"We have met the enemy and they are ours..." -- Oliver Hazard Perry
"I don't want a piece of you... I want the whole thing!" -- Bob Barker
2. They would be orangutan rights not "human rights" because an orangutan isn't a human obviously. The case didn't argue that she was a human, but a person.
3. Because apes are obviously drastically different from flies.
This is hardly unprecedented. Animal cruelty is a crime in many countries, including the United States. We afford many animals a right against violence and neglect.
Liberté. Égalité. Fraternité.
She's a she actually. It will matter to her because her quality of life could be drastically improved if the ruling isn't appealed.However it doesn't 'care' about the proceedings because it isn't even aware of them or what they mean.
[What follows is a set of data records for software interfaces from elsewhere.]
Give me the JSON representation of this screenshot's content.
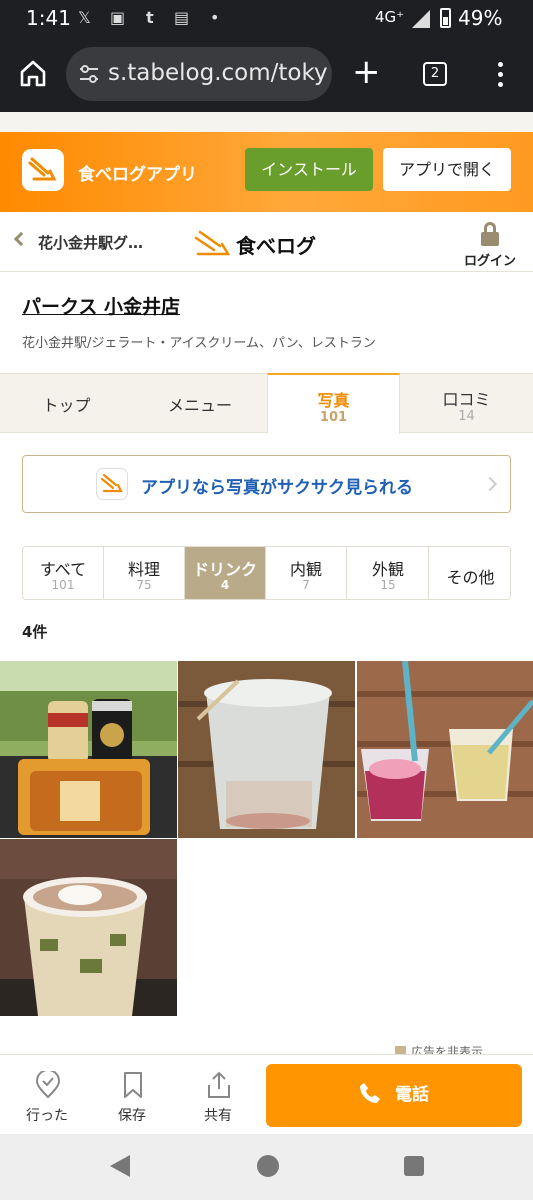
{
  "status_bar": {
    "time": "1:41",
    "network": "4G⁺",
    "battery": "49%",
    "battery_level": 0.49,
    "icons": [
      "x-icon",
      "screenshot-icon",
      "tumblr-icon",
      "photos-icon",
      "dot-icon"
    ]
  },
  "browser": {
    "url": "s.tabelog.com/toky",
    "tab_count": "2"
  },
  "app_banner": {
    "app_name": "食べログアプリ",
    "install_label": "インストール",
    "open_label": "アプリで開く"
  },
  "header": {
    "back_label": "花小金井駅グ…",
    "logo_text": "食べログ",
    "login_label": "ログイン"
  },
  "restaurant": {
    "name": "パークス 小金井店",
    "meta": "花小金井駅/ジェラート・アイスクリーム、パン、レストラン"
  },
  "tabs": [
    {
      "label": "トップ",
      "count": ""
    },
    {
      "label": "メニュー",
      "count": ""
    },
    {
      "label": "写真",
      "count": "101",
      "active": true
    },
    {
      "label": "口コミ",
      "count": "14"
    }
  ],
  "promo": {
    "text": "アプリなら写真がサクサク見られる"
  },
  "filters": [
    {
      "label": "すべて",
      "count": "101"
    },
    {
      "label": "料理",
      "count": "75"
    },
    {
      "label": "ドリンク",
      "count": "4",
      "active": true
    },
    {
      "label": "内観",
      "count": "7"
    },
    {
      "label": "外観",
      "count": "15"
    },
    {
      "label": "その他",
      "count": ""
    }
  ],
  "result_count": "4件",
  "ad_hide_label": "広告を非表示",
  "actions": {
    "went_label": "行った",
    "save_label": "保存",
    "share_label": "共有",
    "call_label": "電話"
  },
  "colors": {
    "brand_orange": "#ff9500",
    "install_green": "#6a9e2c",
    "active_tab": "#f08c00",
    "active_filter": "#b9aa8a",
    "promo_blue": "#1f5fb4"
  }
}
Why?I'm not going to pay close attention to any legal ruling coming out of Argentina of all places.
I refuse to accept the view that mankind is so tragically bound to the starless midnight of racism and war that the bright daybreak of peace and brotherhood can never become a reality. - MLK
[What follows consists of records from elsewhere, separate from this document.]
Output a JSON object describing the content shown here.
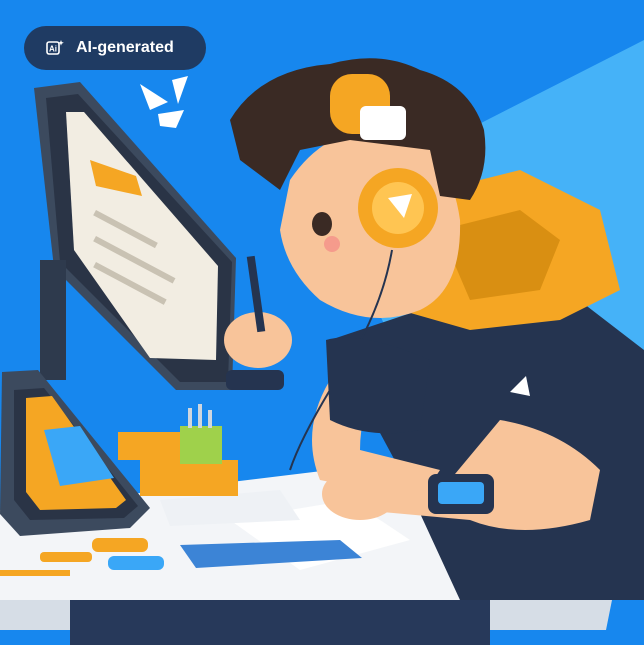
{
  "badge": {
    "label": "AI-generated",
    "icon": "ai-sparkle-icon"
  },
  "colors": {
    "background": "#1a8df0",
    "background_light": "#3aa7f7",
    "hoodie": "#f5a623",
    "shirt": "#253450",
    "skin": "#f8c49a",
    "hair": "#3a2a24",
    "headphone": "#f5a623",
    "desk": "#f3f5f8"
  }
}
Good. Animals should have some basic legal protections.
This is not a first. A court in a semi-autonomous island that is part of Spain has ruled similarly in the past. I don't remember which island; maybe Minorca. I don't have a link; I read this news a while ago. Basically they recognized primates as persons, granted them a number of personhood rights, and made killing a primate a felony similar to killing a human (but punished with smaller sentences).
I believe it is a scientific fact (as confirmed by a panel of scientists from Oxford University) that many animal species are sentient. The Oxford panel included many species; I'd probably be a little more restrictive and consider as such only the highly intelligent ones like the great apes, the dolphins, and let's not forget the pigs (it is a poorly known fact that pigs are highly intelligent, much more than dogs and cats). Those species whose individuals have a sense of self, understand their destiny, anticipate their demise with anguish, have a concept of families and loved ones, have some sort of rudimentary language or the ability to learn one, etc., as it's been proven about a few animal species, should enjoy some protections under the law. It would be the humane thing to do.
Animal cruelty of any kind is despicable, however I don't think that considering very unsophisticated animals such as fish and chicken as livestock, harvested or raised for human consumption, is particularly wrong; hopefully more humane methods for raising and killing them should be employed; this said, I'll gladly eat them. I'm no vegetarian, much less vegan. I love meat. I think cows are also not very intelligent (while Oxford University considered all large mammals as sentient).
The highly intelligent species, though, I'd be a lot more sympathetic towards them. Great Apes and dolphins are clearly capable of human-like thinking and should enjoy several rights, I think.
Last edited by GreatNews2night; 12-22-14 at 12:13 AM.